Stephanie’s dissertation blended a personal memoir of intractable pain with a study of pain's resistance to verbal expression.
PhD awarded 2014
Stephanie is a former nurse, documentary filmmaker and member of the New Zealand Film and Literature Board of Review. She holds an MA in Creative Writing from Victoria University of Wellington, and was the Victoria University of Wellington / Creative NZ Writer in Residence in 2005.
She is the author of seven books: the memoir/biography, Unquiet World: The Life of Count Geoffrey Potocki de Montalk (Victoria University Press, 2001, also published in Polish translation by Jagiellonian University Press, Krakow, 2003); the historical novel/poetic narrative, The Fountain of Tears (VUP 2006); four collections of poetry, namely Animals Indoors (VUP, 2000, winner of the Best First Book of Poetry Award at the 2001 Montana New Zealand Book Awards), The Scientific Evidence of Dr Wang (VUP, 2002), Cover Stories (VUP, 2005) and Vivid Familiar (VUP, 2009). How Does It Hurt? (VUP, 2014) is a blend of memoir, imaginative biography and poetry, which formed the creative component of her PhD. In 2015, Stephanie was awarded the Nigel Cox Prize for How Does it Hurt?
A slightly revised version of the book will be published in the UK and the USA, in November 2018, by by leading academic publishers Routledge, under the title Communicating Pain: An exploration of suffering through Language, Literature and Creative Writing.

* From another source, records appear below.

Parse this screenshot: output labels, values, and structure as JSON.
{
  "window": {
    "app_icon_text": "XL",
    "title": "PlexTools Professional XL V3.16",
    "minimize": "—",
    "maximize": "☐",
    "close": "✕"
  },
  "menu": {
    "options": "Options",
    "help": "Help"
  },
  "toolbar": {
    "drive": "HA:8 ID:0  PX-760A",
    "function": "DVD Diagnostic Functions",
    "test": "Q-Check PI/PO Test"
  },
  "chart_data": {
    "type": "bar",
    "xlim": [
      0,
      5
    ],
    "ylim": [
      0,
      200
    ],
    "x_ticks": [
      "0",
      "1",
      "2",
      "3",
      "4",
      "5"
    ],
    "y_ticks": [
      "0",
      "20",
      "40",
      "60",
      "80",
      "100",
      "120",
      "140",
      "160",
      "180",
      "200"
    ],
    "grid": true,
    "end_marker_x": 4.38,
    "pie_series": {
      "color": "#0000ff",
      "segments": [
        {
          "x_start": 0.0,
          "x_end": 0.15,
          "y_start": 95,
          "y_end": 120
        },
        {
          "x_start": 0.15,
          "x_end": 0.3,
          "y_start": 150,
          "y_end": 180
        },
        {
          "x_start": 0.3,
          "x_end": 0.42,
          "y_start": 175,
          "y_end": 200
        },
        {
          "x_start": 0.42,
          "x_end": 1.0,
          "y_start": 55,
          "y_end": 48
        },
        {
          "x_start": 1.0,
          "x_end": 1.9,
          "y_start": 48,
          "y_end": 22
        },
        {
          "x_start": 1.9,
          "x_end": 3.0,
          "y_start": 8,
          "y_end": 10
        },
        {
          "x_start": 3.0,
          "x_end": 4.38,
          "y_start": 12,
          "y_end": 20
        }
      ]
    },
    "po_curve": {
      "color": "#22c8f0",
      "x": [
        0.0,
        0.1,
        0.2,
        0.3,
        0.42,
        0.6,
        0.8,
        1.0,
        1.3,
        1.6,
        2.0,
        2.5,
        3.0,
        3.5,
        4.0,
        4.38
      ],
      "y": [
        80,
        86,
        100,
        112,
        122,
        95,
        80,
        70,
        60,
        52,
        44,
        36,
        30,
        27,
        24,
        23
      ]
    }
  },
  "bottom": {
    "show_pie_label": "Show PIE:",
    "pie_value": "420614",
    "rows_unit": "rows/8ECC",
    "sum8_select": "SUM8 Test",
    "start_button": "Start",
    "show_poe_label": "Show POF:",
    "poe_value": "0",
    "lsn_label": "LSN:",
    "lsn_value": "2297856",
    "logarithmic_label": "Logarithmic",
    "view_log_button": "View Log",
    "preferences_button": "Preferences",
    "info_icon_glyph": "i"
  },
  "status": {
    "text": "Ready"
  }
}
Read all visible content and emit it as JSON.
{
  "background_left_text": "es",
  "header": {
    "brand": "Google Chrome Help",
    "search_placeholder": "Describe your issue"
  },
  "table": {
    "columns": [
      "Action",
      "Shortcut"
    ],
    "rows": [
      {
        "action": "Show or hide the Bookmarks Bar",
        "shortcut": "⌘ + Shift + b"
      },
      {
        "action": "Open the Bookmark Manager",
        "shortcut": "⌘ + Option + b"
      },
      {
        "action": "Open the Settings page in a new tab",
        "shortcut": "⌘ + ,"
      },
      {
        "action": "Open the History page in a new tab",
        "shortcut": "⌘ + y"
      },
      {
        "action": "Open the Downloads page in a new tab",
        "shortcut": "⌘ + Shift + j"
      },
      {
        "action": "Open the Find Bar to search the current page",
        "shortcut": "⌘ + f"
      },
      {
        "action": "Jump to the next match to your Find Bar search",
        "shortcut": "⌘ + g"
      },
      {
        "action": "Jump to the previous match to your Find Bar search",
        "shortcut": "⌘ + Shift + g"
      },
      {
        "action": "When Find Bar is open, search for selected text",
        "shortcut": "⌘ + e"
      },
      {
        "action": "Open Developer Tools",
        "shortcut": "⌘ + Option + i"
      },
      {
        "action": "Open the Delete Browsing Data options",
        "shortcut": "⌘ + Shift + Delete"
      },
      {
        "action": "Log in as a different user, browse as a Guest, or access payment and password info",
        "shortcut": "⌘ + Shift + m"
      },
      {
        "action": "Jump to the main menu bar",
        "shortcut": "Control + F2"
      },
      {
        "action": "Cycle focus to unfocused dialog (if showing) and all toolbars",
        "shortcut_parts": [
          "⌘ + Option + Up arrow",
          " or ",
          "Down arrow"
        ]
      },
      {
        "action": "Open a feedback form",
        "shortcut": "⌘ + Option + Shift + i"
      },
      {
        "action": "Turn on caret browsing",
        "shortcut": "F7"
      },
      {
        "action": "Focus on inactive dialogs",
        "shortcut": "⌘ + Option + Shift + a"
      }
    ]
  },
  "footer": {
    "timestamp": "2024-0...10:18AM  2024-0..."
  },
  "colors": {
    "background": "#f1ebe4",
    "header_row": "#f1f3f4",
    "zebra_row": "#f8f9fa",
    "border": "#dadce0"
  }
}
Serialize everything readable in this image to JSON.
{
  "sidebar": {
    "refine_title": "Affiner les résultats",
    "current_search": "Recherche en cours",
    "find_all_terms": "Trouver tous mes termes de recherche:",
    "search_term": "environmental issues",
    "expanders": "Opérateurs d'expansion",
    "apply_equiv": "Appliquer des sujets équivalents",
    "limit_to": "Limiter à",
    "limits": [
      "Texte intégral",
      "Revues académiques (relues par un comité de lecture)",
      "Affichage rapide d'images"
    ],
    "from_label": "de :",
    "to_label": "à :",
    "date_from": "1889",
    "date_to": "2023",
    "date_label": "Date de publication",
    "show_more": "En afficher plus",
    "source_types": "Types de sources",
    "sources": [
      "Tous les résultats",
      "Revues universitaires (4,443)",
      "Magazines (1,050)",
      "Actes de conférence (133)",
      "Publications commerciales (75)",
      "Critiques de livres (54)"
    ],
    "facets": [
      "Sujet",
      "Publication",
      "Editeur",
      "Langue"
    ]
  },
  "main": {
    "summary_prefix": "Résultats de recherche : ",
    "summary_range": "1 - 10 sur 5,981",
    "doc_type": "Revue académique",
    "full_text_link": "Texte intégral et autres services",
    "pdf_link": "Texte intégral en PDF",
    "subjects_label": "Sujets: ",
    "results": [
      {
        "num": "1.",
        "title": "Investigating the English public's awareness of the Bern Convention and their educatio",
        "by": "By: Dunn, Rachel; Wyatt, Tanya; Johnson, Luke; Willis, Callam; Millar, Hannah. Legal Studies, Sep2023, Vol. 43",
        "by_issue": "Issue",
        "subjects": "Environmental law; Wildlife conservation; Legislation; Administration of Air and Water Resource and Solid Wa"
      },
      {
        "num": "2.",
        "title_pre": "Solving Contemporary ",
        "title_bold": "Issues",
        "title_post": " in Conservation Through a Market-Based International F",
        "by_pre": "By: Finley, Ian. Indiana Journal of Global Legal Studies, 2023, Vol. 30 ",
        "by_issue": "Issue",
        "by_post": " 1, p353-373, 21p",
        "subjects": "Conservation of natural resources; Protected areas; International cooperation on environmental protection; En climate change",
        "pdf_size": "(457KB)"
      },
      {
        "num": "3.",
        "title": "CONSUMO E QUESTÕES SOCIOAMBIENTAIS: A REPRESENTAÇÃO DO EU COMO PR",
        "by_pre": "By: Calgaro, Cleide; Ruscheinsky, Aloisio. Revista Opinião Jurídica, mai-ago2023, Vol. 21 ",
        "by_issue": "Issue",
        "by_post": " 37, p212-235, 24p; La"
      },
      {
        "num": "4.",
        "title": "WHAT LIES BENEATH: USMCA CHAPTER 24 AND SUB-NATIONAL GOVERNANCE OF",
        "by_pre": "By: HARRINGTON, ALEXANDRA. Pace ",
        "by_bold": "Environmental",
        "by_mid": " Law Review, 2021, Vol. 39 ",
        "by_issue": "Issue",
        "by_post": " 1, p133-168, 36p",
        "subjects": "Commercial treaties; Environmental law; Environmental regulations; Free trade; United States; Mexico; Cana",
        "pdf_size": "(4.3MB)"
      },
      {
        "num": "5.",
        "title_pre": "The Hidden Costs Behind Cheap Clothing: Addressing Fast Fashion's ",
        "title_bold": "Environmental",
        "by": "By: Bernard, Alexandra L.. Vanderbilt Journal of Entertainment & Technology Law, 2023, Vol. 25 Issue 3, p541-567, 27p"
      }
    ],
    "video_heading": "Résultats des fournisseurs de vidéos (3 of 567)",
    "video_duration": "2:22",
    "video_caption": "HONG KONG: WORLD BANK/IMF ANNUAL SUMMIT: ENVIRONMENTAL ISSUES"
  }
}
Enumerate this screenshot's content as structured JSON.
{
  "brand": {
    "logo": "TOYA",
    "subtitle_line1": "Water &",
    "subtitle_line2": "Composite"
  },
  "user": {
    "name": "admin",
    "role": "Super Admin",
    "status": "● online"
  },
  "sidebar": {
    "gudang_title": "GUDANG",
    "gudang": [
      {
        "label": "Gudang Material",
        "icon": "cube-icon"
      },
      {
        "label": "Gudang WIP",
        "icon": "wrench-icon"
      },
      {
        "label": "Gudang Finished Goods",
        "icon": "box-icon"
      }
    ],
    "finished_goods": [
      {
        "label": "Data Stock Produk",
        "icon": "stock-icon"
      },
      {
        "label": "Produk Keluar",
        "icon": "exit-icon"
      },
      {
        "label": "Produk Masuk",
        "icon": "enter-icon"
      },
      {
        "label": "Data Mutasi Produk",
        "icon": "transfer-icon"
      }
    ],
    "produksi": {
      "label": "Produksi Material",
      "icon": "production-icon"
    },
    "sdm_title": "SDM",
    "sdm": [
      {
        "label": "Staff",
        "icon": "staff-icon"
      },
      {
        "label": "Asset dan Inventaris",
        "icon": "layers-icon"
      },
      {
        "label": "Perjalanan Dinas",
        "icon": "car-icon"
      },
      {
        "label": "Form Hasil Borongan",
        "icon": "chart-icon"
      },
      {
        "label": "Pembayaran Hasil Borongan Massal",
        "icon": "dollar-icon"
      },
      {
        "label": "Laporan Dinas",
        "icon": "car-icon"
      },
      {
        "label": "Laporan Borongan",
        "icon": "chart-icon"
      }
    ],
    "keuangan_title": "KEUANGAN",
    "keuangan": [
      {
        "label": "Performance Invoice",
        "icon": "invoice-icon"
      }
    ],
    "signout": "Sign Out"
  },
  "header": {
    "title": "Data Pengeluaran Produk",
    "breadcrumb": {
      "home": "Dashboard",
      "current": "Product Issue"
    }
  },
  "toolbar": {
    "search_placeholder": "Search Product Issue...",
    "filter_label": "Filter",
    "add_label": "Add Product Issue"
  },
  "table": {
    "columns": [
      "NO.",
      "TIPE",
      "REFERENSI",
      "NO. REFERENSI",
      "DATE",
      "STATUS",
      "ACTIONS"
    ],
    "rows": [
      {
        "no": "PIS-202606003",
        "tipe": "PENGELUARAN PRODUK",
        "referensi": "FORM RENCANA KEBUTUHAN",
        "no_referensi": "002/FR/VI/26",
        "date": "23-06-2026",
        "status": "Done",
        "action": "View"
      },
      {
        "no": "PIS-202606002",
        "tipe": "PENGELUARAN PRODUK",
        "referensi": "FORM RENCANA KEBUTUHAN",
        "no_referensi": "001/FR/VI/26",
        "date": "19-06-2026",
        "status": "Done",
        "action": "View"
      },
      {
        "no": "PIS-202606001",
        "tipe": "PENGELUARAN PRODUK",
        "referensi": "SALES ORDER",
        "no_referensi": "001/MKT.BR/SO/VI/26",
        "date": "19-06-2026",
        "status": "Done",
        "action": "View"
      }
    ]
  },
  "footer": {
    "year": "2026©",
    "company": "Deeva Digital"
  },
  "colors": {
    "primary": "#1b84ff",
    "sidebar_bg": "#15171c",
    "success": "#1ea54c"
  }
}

Stephanie writes: 'My PhD dissertation, How Does It Hurt?: Narrating Pain, aims to bring visibility and a measure of clarity to the state of being that is physical pain. In particular, it confronts the paradox of writing about personal pain, notwithstanding pain's resistance to verbal expression. The focus is chronic pain, which, despite advances in the science of pain and the alleviation of acute (temporary) pain, is little understood, poorly communicated, inadequately treated and, according to recent studies, silently reaching epidemic proportions.
'The work overlaps a study of my response to living with and writing about chronic pain since an accident in Warsaw in 2003 (the creative component) with consideration of pain's linguistic parameters and the ways in which three other writers have lived with and written about intractable pain (the critical research component). The thesis as a whole, thus, unfolds within a framework of my own personal story, and those of Polish poet and intellectual, Aleksander Wat (1900-1967), English novelist and social theorist, Harriet Martineau (1802-1876), and French novelist, Alphonse Daudet (1840-1897), who believed that for victims of incurable pain, literature "is a solace and relief [...] a mirror and a guide"'.